“With the Sheriff’s Office, I worked with the fire department to determine the criminal aspects of a fire, find out who started the fire, when it started and if necessary, bring the information to the prosecutor,” Tracer said.
“Part of my new job is to conduct investigations, which I’ve done forever, and I expect to bring my investigative knowledge to the fire department and keep up the cooperation between agencies,” he added.
Tracer, 42, will earn a $73,000 annual salary. He replaces Bob Low, who is retiring Jan. 31.
Tracer was selected from four candidates who applied for the position. The East Jefferson Fire-Rescue board hired him Jan. 12.
Sheriff Tony Hernandez said he expects to name a replacement for Tracer in the next two weeks.
“This will fit him well and I wish him luck,” Hernandez said.
Tracer will take charge of the department’s fire inspection and investigation programs, as well as act as chief of facilities and apparatus maintenance.
Gordon Pomeroy, chief of East Jefferson Fire-Rescue, now acts as the default fire marshal and delegates investigations on a case-by-case basis.
The permanent fire marshal title is part of Tracer’s new position.
Jefferson County commissioners recently approved a new structure for the job of the fire marshal, who will work closely with the Department of Community Development and its director, Carl Smith.
Tracer also will be on the duty chief rotation, assuming a leadership role on active incidents.
In addition to his 15 years of service as a deputy, Tracer has six years of experience as a volunteer firefighter and more than 15 years of fire investigation experience, according to the fire department.
He also has attended three National Fire Academy leadership courses and is currently the president of the regional Fire Investigation Task Force, which investigates the cause of fires in Jefferson County.
He is a dive master and has assisted in water rescues, and is also a certified Marine Law Enforcement and Boating Safety instructor.
A 1991 graduate of Port Townsend High School, Tracer is married and has two school-age children.
He has always lived in Jefferson County. When he attended Olympic College, he commuted to Bremerton.
“I got into law enforcement to help people and be part of the community,” he said.
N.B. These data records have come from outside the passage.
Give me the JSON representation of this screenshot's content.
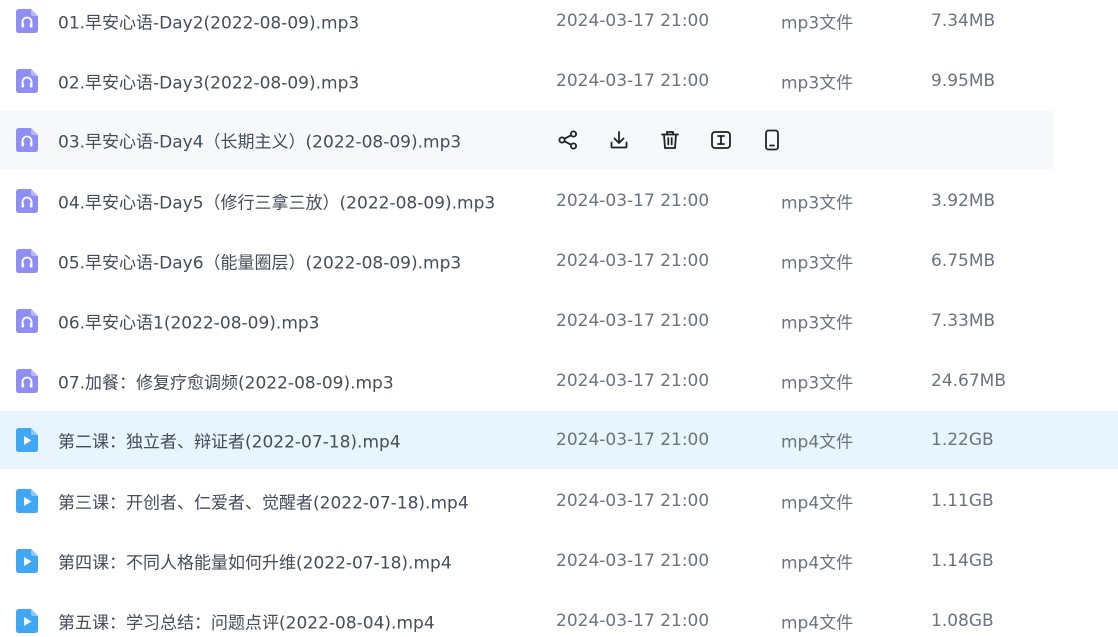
{
  "files": [
    {
      "name": "01.早安心语-Day2(2022-08-09).mp3",
      "date": "2024-03-17 21:00",
      "type": "mp3文件",
      "size": "7.34MB",
      "kind": "audio",
      "state": "normal"
    },
    {
      "name": "02.早安心语-Day3(2022-08-09).mp3",
      "date": "2024-03-17 21:00",
      "type": "mp3文件",
      "size": "9.95MB",
      "kind": "audio",
      "state": "normal"
    },
    {
      "name": "03.早安心语-Day4（长期主义）(2022-08-09).mp3",
      "date": "",
      "type": "",
      "size": "",
      "kind": "audio",
      "state": "hovered"
    },
    {
      "name": "04.早安心语-Day5（修行三拿三放）(2022-08-09).mp3",
      "date": "2024-03-17 21:00",
      "type": "mp3文件",
      "size": "3.92MB",
      "kind": "audio",
      "state": "normal"
    },
    {
      "name": "05.早安心语-Day6（能量圈层）(2022-08-09).mp3",
      "date": "2024-03-17 21:00",
      "type": "mp3文件",
      "size": "6.75MB",
      "kind": "audio",
      "state": "normal"
    },
    {
      "name": "06.早安心语1(2022-08-09).mp3",
      "date": "2024-03-17 21:00",
      "type": "mp3文件",
      "size": "7.33MB",
      "kind": "audio",
      "state": "normal"
    },
    {
      "name": "07.加餐：修复疗愈调频(2022-08-09).mp3",
      "date": "2024-03-17 21:00",
      "type": "mp3文件",
      "size": "24.67MB",
      "kind": "audio",
      "state": "normal"
    },
    {
      "name": "第二课：独立者、辩证者(2022-07-18).mp4",
      "date": "2024-03-17 21:00",
      "type": "mp4文件",
      "size": "1.22GB",
      "kind": "video",
      "state": "selected"
    },
    {
      "name": "第三课：开创者、仁爱者、觉醒者(2022-07-18).mp4",
      "date": "2024-03-17 21:00",
      "type": "mp4文件",
      "size": "1.11GB",
      "kind": "video",
      "state": "normal"
    },
    {
      "name": "第四课：不同人格能量如何升维(2022-07-18).mp4",
      "date": "2024-03-17 21:00",
      "type": "mp4文件",
      "size": "1.14GB",
      "kind": "video",
      "state": "normal"
    },
    {
      "name": "第五课：学习总结：问题点评(2022-08-04).mp4",
      "date": "2024-03-17 21:00",
      "type": "mp4文件",
      "size": "1.08GB",
      "kind": "video",
      "state": "normal"
    }
  ],
  "row_actions": [
    {
      "icon": "share-icon"
    },
    {
      "icon": "download-icon"
    },
    {
      "icon": "delete-icon"
    },
    {
      "icon": "rename-icon"
    },
    {
      "icon": "mobile-icon"
    }
  ],
  "colors": {
    "audio_icon": "#8f8ef5",
    "video_icon": "#3fa7f5",
    "hover_bg": "#f7f8fa",
    "selected_bg": "#e8f4fe",
    "text_primary": "#454d5a",
    "text_secondary": "#6b7380"
  }
}
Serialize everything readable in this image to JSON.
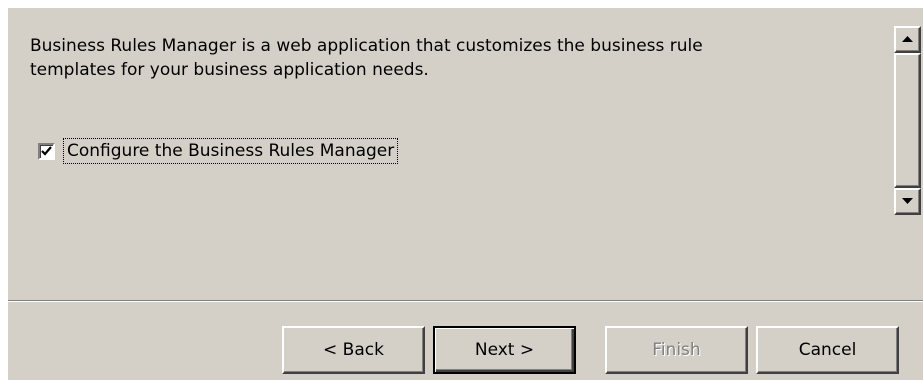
{
  "description": {
    "line1": "Business Rules Manager is a web application that customizes the business rule",
    "line2": "templates for your business application needs."
  },
  "checkbox": {
    "label": "Configure the Business Rules Manager",
    "checked": true
  },
  "buttons": {
    "back": "< Back",
    "next": "Next >",
    "finish": "Finish",
    "cancel": "Cancel"
  },
  "colors": {
    "dialog_bg": "#d4d0c8",
    "disabled_text": "#808080"
  },
  "icons": {
    "scroll_up": "triangle-up",
    "scroll_down": "triangle-down",
    "checkbox_mark": "checkmark"
  }
}
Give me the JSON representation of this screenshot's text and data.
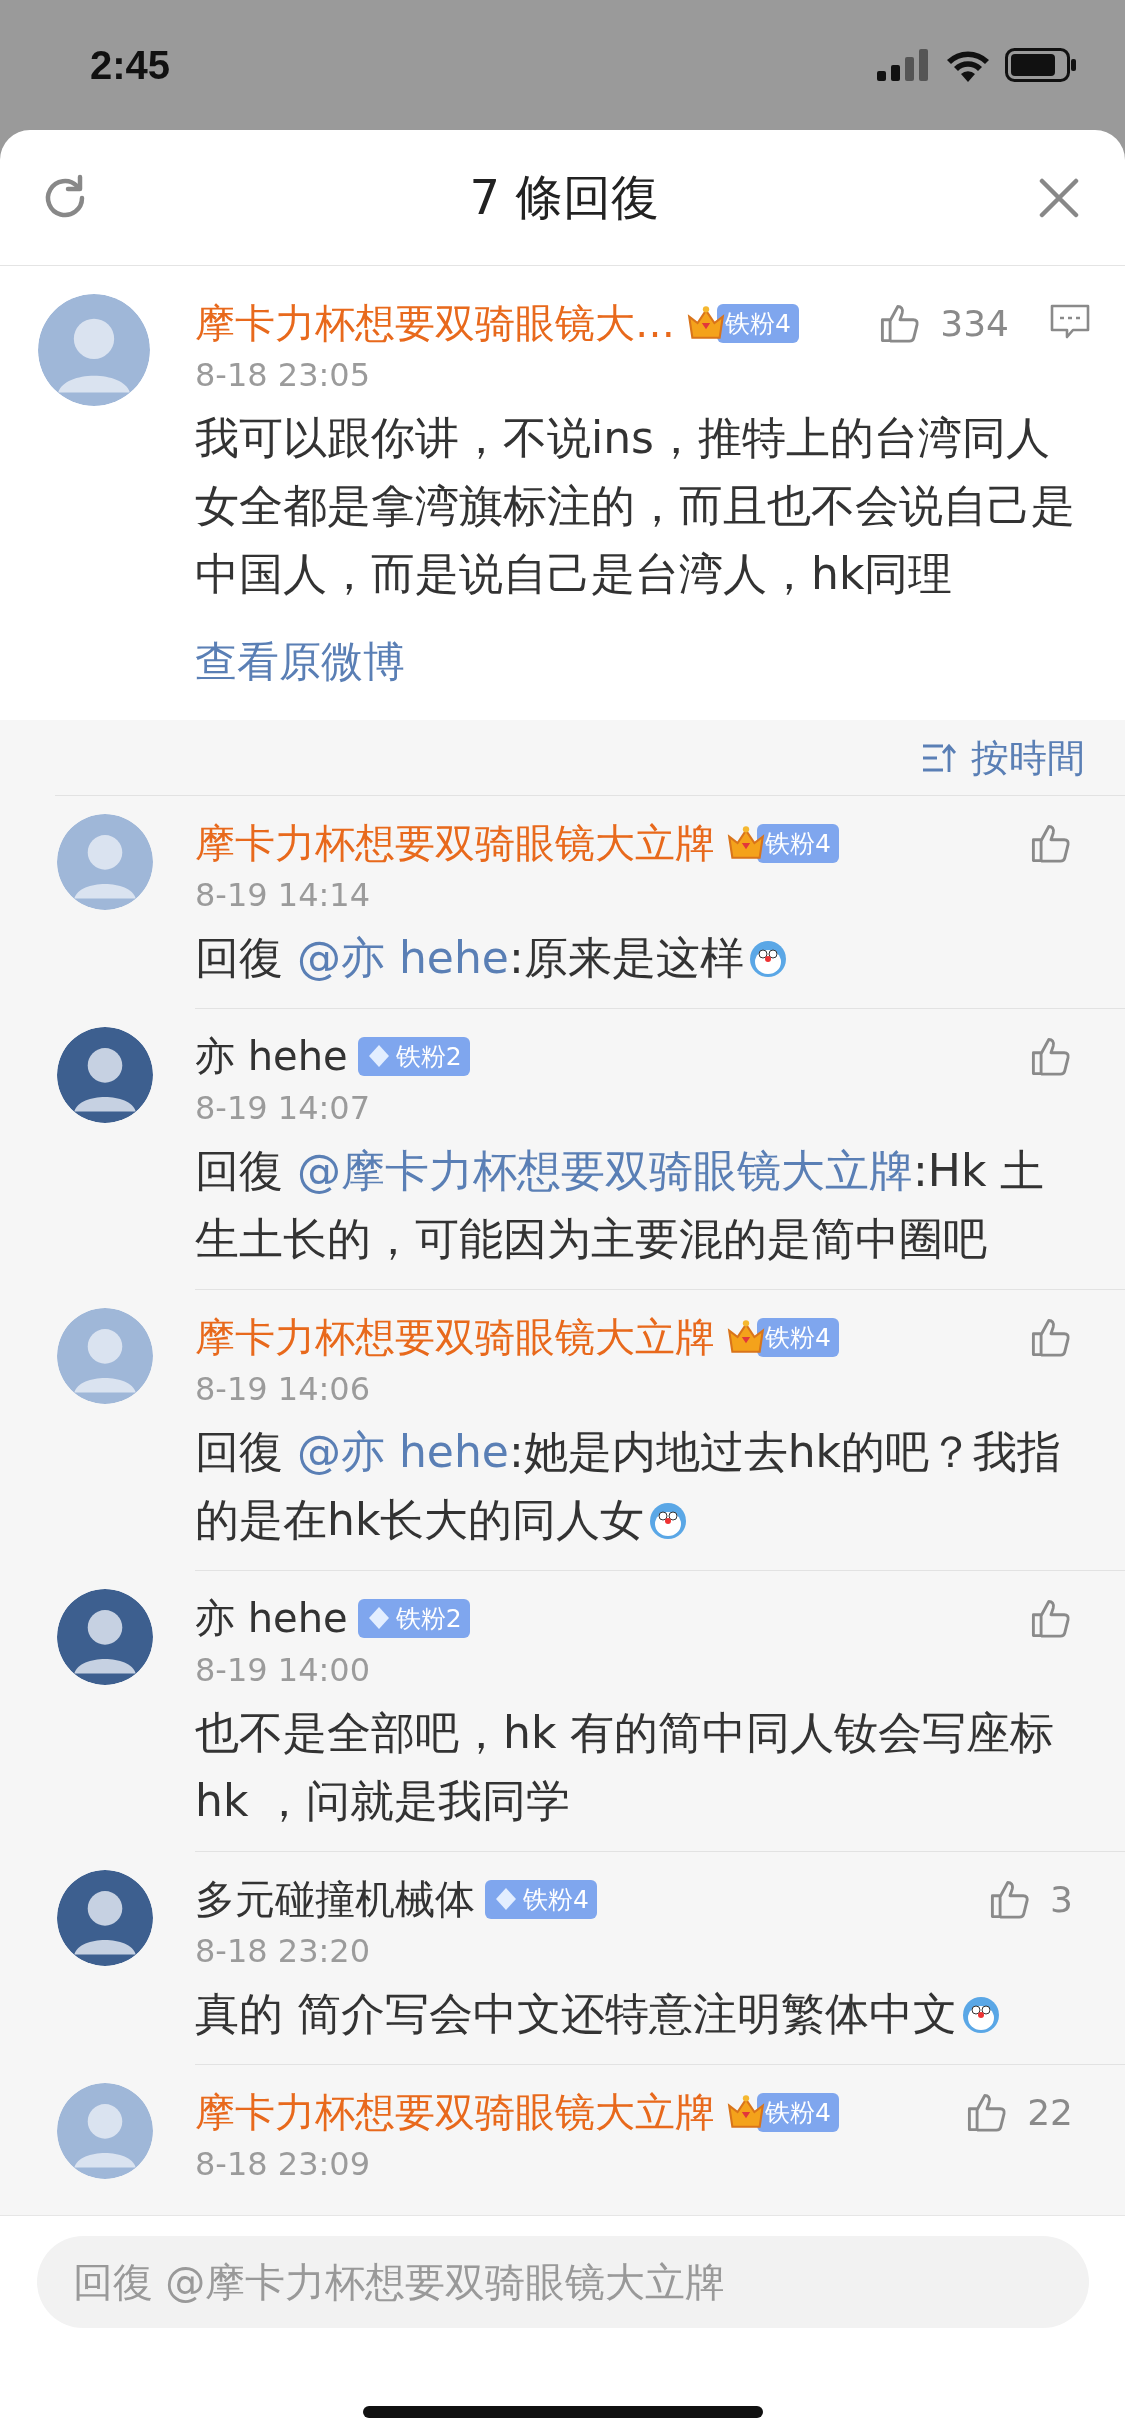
{
  "status_bar": {
    "time": "2:45"
  },
  "header": {
    "title": "7 條回復"
  },
  "main_comment": {
    "name": "摩卡力杯想要双骑眼镜大…",
    "vip": true,
    "badge": {
      "kind": "crown",
      "label": "铁粉4"
    },
    "time": "8-18 23:05",
    "likes": "334",
    "body": [
      {
        "text": "我可以跟你讲，不说ins，推特上的台湾同人女全都是拿湾旗标注的，而且也不会说自己是中国人，而是说自己是台湾人，hk同理"
      }
    ],
    "link": "查看原微博"
  },
  "sort": {
    "label": "按時間"
  },
  "replies": [
    {
      "name": "摩卡力杯想要双骑眼镜大立牌",
      "vip": true,
      "badge": {
        "kind": "crown",
        "label": "铁粉4"
      },
      "time": "8-19 14:14",
      "body": [
        {
          "text": "回復 "
        },
        {
          "mention": "@亦 hehe"
        },
        {
          "text": ":原来是这样"
        }
      ],
      "emoji": true
    },
    {
      "name": "亦 hehe",
      "vip": false,
      "badge": {
        "kind": "diamond",
        "label": "铁粉2"
      },
      "time": "8-19 14:07",
      "body": [
        {
          "text": "回復 "
        },
        {
          "mention": "@摩卡力杯想要双骑眼镜大立牌"
        },
        {
          "text": ":Hk 土生土长的，可能因为主要混的是简中圈吧"
        }
      ]
    },
    {
      "name": "摩卡力杯想要双骑眼镜大立牌",
      "vip": true,
      "badge": {
        "kind": "crown",
        "label": "铁粉4"
      },
      "time": "8-19 14:06",
      "body": [
        {
          "text": "回復 "
        },
        {
          "mention": "@亦 hehe"
        },
        {
          "text": ":她是内地过去hk的吧？我指的是在hk长大的同人女"
        }
      ],
      "emoji": true
    },
    {
      "name": "亦 hehe",
      "vip": false,
      "badge": {
        "kind": "diamond",
        "label": "铁粉2"
      },
      "time": "8-19 14:00",
      "body": [
        {
          "text": "也不是全部吧，hk 有的简中同人钕会写座标hk ，问就是我同学"
        }
      ]
    },
    {
      "name": "多元碰撞机械体",
      "vip": false,
      "badge": {
        "kind": "diamond",
        "label": "铁粉4"
      },
      "time": "8-18 23:20",
      "likes": "3",
      "body": [
        {
          "text": "真的  简介写会中文还特意注明繁体中文"
        }
      ],
      "emoji": true
    },
    {
      "name": "摩卡力杯想要双骑眼镜大立牌",
      "vip": true,
      "badge": {
        "kind": "crown",
        "label": "铁粉4"
      },
      "time": "8-18 23:09",
      "likes": "22"
    }
  ],
  "reply_field": {
    "placeholder": "回復 @摩卡力杯想要双骑眼镜大立牌"
  }
}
“I wanted to help provide service that people could trust, so people who are in trouble can call me, call us, and we’ll be able to help.”
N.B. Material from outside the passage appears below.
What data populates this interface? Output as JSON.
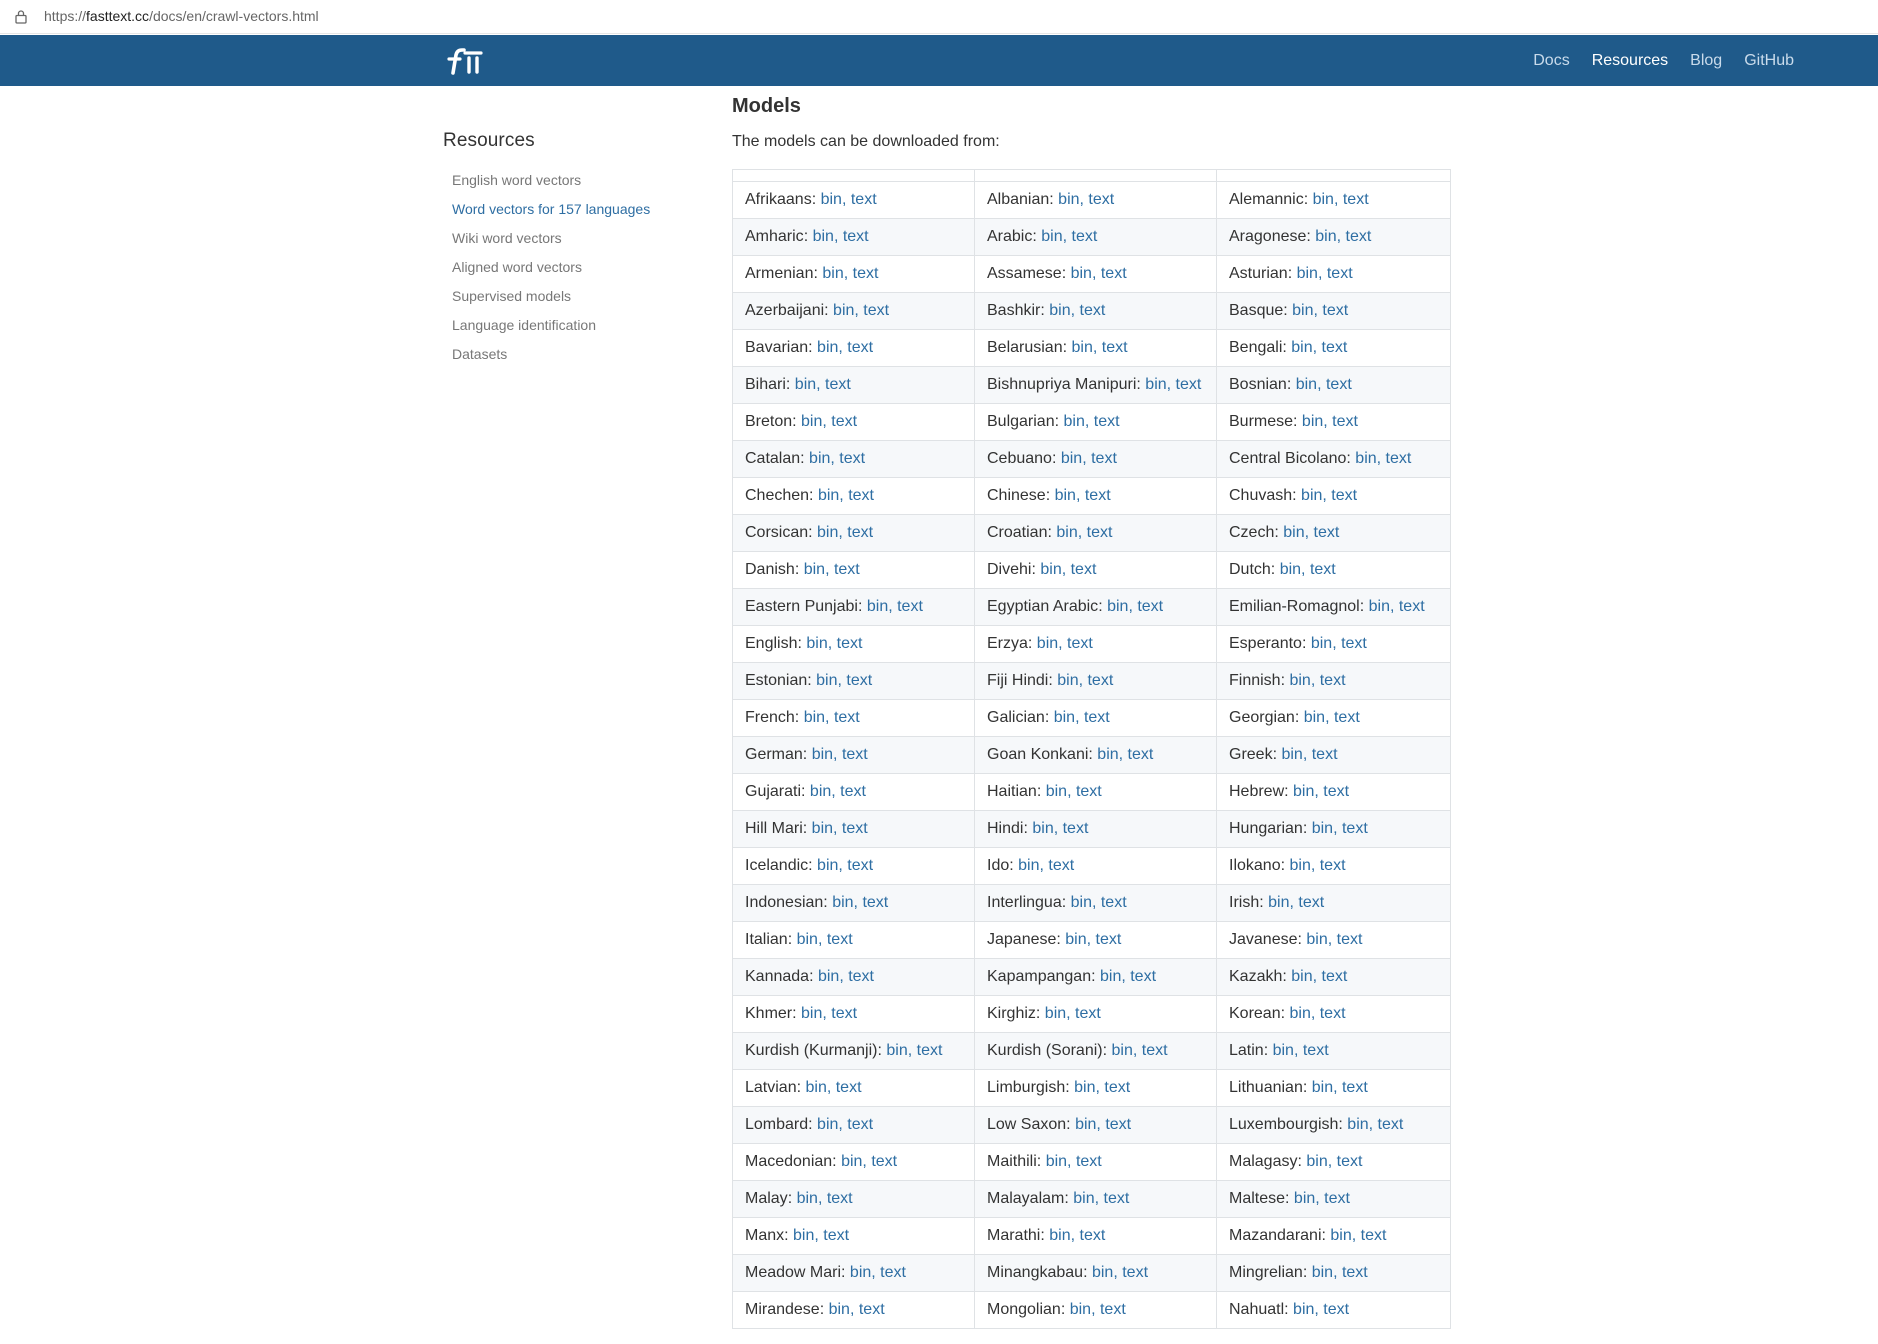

Jefferson County Editor Charlie Bermant can be reached at 360-385-2335 or email@example.com.